DATA UNDER STUDY |
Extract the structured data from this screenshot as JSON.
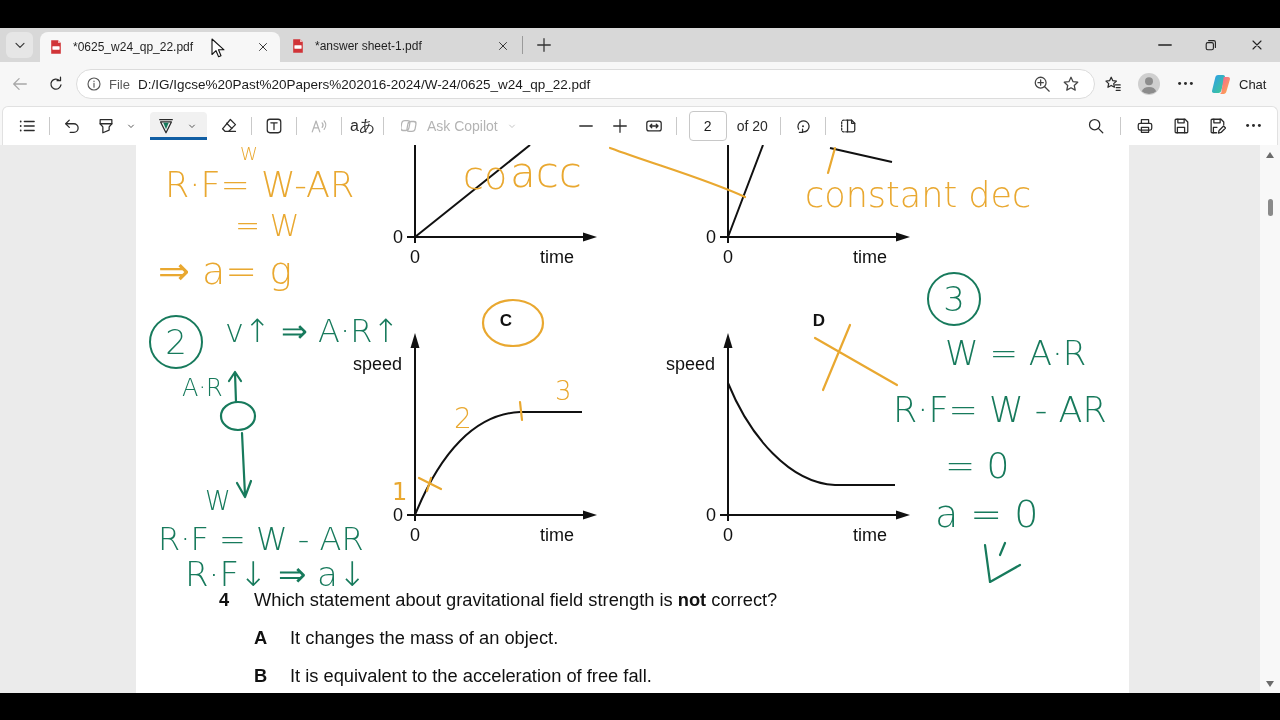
{
  "tabs": [
    {
      "title": "*0625_w24_qp_22.pdf",
      "selected": true
    },
    {
      "title": "*answer sheet-1.pdf",
      "selected": false
    }
  ],
  "address_bar": {
    "back_disabled": true,
    "scheme": "File",
    "url": "D:/IG/Igcse%20Past%20Papers%202016-2024/W-24/0625_w24_qp_22.pdf"
  },
  "chat_button": {
    "label": "Chat"
  },
  "pdf_toolbar": {
    "ink_tools": [
      {
        "kind": "highlight",
        "selected": false
      },
      {
        "kind": "draw",
        "selected": true
      },
      {
        "kind": "erase",
        "selected": false
      }
    ],
    "read_aloud": {
      "disabled": true
    },
    "translate": {
      "label": "aあ"
    },
    "ask_copilot": {
      "label": "Ask Copilot",
      "disabled": true
    },
    "page_number": "2",
    "page_total": "of 20"
  },
  "document": {
    "graph_rows": [
      [
        {
          "kind": "steady_rise",
          "y_origin": "0",
          "x_origin": "0",
          "x_label": "time"
        },
        {
          "kind": "steep_rise_then_fall",
          "y_origin": "0",
          "x_origin": "0",
          "x_label": "time"
        }
      ],
      [
        {
          "label": "C",
          "kind": "rise_to_plateau",
          "y_label": "speed",
          "y_origin": "0",
          "x_origin": "0",
          "x_label": "time"
        },
        {
          "label": "D",
          "kind": "fall_to_plateau",
          "y_label": "speed",
          "y_origin": "0",
          "x_origin": "0",
          "x_label": "time"
        }
      ]
    ],
    "question": {
      "number": "4",
      "text": "Which statement about gravitational field strength is **not** correct?",
      "options": [
        {
          "letter": "A",
          "text": "It changes the mass of an object."
        },
        {
          "letter": "B",
          "text": "It is equivalent to the acceleration of free fall."
        }
      ]
    }
  },
  "annotations": [
    {
      "kind": "text",
      "text": "W",
      "color": "#e9a830"
    },
    {
      "kind": "text",
      "text": "R·F= W-AR",
      "color": "#e9a830"
    },
    {
      "kind": "text",
      "text": "= W",
      "color": "#e9a830"
    },
    {
      "kind": "text",
      "text": "⇒ a= g",
      "color": "#e9a830"
    },
    {
      "kind": "text",
      "text": "co",
      "color": "#e9a830"
    },
    {
      "kind": "text",
      "text": "acc",
      "color": "#e9a830"
    },
    {
      "kind": "text",
      "text": "constant dec",
      "color": "#e9a830"
    },
    {
      "kind": "text",
      "text": "1",
      "color": "#e9a830"
    },
    {
      "kind": "text",
      "text": "2",
      "color": "#e9a830"
    },
    {
      "kind": "text",
      "text": "3",
      "color": "#e9a830"
    },
    {
      "kind": "circled",
      "text": "2",
      "color": "#177a5c"
    },
    {
      "kind": "text",
      "text": "v↑ ⇒ A·R↑",
      "color": "#177a5c"
    },
    {
      "kind": "text",
      "text": "A·R",
      "color": "#177a5c"
    },
    {
      "kind": "text",
      "text": "W",
      "color": "#177a5c"
    },
    {
      "kind": "text",
      "text": "R·F = W - AR",
      "color": "#177a5c"
    },
    {
      "kind": "text",
      "text": "R·F↓ ⇒ a↓",
      "color": "#177a5c"
    },
    {
      "kind": "circled",
      "text": "3",
      "color": "#177a5c"
    },
    {
      "kind": "text",
      "text": "W = A·R",
      "color": "#177a5c"
    },
    {
      "kind": "text",
      "text": "R·F= W - AR",
      "color": "#177a5c"
    },
    {
      "kind": "text",
      "text": "= 0",
      "color": "#177a5c"
    },
    {
      "kind": "text",
      "text": "a = 0",
      "color": "#177a5c"
    }
  ]
}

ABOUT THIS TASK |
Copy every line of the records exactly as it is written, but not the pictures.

RESULT OF THIS TASK |
Extract the structured data from this screenshot as JSON.
{
  "tabs": [
    {
      "title": "*0625_w24_qp_22.pdf",
      "selected": true
    },
    {
      "title": "*answer sheet-1.pdf",
      "selected": false
    }
  ],
  "address_bar": {
    "back_disabled": true,
    "scheme": "File",
    "url": "D:/IG/Igcse%20Past%20Papers%202016-2024/W-24/0625_w24_qp_22.pdf"
  },
  "chat_button": {
    "label": "Chat"
  },
  "pdf_toolbar": {
    "ink_tools": [
      {
        "kind": "highlight",
        "selected": false
      },
      {
        "kind": "draw",
        "selected": true
      },
      {
        "kind": "erase",
        "selected": false
      }
    ],
    "read_aloud": {
      "disabled": true
    },
    "translate": {
      "label": "aあ"
    },
    "ask_copilot": {
      "label": "Ask Copilot",
      "disabled": true
    },
    "page_number": "2",
    "page_total": "of 20"
  },
  "document": {
    "graph_rows": [
      [
        {
          "kind": "steady_rise",
          "y_origin": "0",
          "x_origin": "0",
          "x_label": "time"
        },
        {
          "kind": "steep_rise_then_fall",
          "y_origin": "0",
          "x_origin": "0",
          "x_label": "time"
        }
      ],
      [
        {
          "label": "C",
          "kind": "rise_to_plateau",
          "y_label": "speed",
          "y_origin": "0",
          "x_origin": "0",
          "x_label": "time"
        },
        {
          "label": "D",
          "kind": "fall_to_plateau",
          "y_label": "speed",
          "y_origin": "0",
          "x_origin": "0",
          "x_label": "time"
        }
      ]
    ],
    "question": {
      "number": "4",
      "text": "Which statement about gravitational field strength is **not** correct?",
      "options": [
        {
          "letter": "A",
          "text": "It changes the mass of an object."
        },
        {
          "letter": "B",
          "text": "It is equivalent to the acceleration of free fall."
        }
      ]
    }
  },
  "annotations": [
    {
      "kind": "text",
      "text": "W",
      "color": "#e9a830"
    },
    {
      "kind": "text",
      "text": "R·F= W-AR",
      "color": "#e9a830"
    },
    {
      "kind": "text",
      "text": "= W",
      "color": "#e9a830"
    },
    {
      "kind": "text",
      "text": "⇒ a= g",
      "color": "#e9a830"
    },
    {
      "kind": "text",
      "text": "co",
      "color": "#e9a830"
    },
    {
      "kind": "text",
      "text": "acc",
      "color": "#e9a830"
    },
    {
      "kind": "text",
      "text": "constant dec",
      "color": "#e9a830"
    },
    {
      "kind": "text",
      "text": "1",
      "color": "#e9a830"
    },
    {
      "kind": "text",
      "text": "2",
      "color": "#e9a830"
    },
    {
      "kind": "text",
      "text": "3",
      "color": "#e9a830"
    },
    {
      "kind": "circled",
      "text": "2",
      "color": "#177a5c"
    },
    {
      "kind": "text",
      "text": "v↑ ⇒ A·R↑",
      "color": "#177a5c"
    },
    {
      "kind": "text",
      "text": "A·R",
      "color": "#177a5c"
    },
    {
      "kind": "text",
      "text": "W",
      "color": "#177a5c"
    },
    {
      "kind": "text",
      "text": "R·F = W - AR",
      "color": "#177a5c"
    },
    {
      "kind": "text",
      "text": "R·F↓ ⇒ a↓",
      "color": "#177a5c"
    },
    {
      "kind": "circled",
      "text": "3",
      "color": "#177a5c"
    },
    {
      "kind": "text",
      "text": "W = A·R",
      "color": "#177a5c"
    },
    {
      "kind": "text",
      "text": "R·F= W - AR",
      "color": "#177a5c"
    },
    {
      "kind": "text",
      "text": "= 0",
      "color": "#177a5c"
    },
    {
      "kind": "text",
      "text": "a = 0",
      "color": "#177a5c"
    }
  ]
}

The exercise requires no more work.